Watch John Miller, Commercial Beekeeper from North Dakota and Northern California, discuss his role in the pollination industry.
Commercial beekeeper John Miller has fought to help keep our world's natural pollinators alive. "The link between plants and bees is a seductive life cycle, and for 120 years my family has kept bees," he said, describing what he believes is the best job ever. However, over the last 70 years, America has lost half of its bee colonies due to their inability to find pasture, the increasing harm from pesticide and the viral predator bug, the ...
Splits, or "increase" as it is referred to in some parts of the US, are usually performed by beekeepers in the spring. Splits allow us to recover from winter losses and grow our apiaries with new hives. Beekeepers have referred to splits as "nucs" or nucleus hives as they are normally comprised of:
As a management practice, splits are used to reduce the likelihood of colonies issuing a swarm. Beekeepers reduce the colony population by removing frames of capped brood when creating splits, thereby reducing originating colony congestion.
James Ranne of the ...
Swarms are a natural phenomenon in beekeeping that all of us will have an opportunity to manage at some point along our journey. Once members of your community find out that you are a beekeeper, the phone will start ringing throughout the spring as swarms appear.
At the point where honey bees become so congested in their hive, the workers bees will choose several larvae of the proper age, and start feeding them copious amounts of royal jelly.
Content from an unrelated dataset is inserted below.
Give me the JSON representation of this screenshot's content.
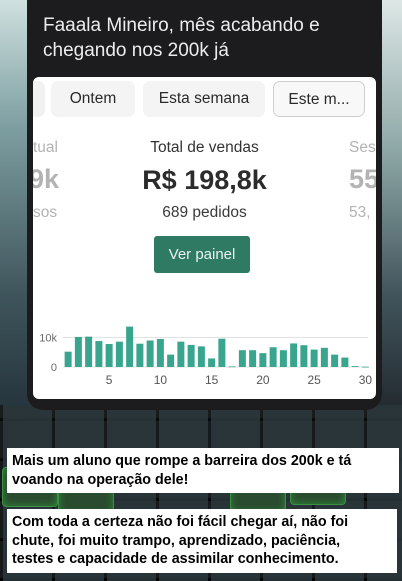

These larva are then nurtured to become queen cells. Swarm cells are normally found at the bottom of the frame along ...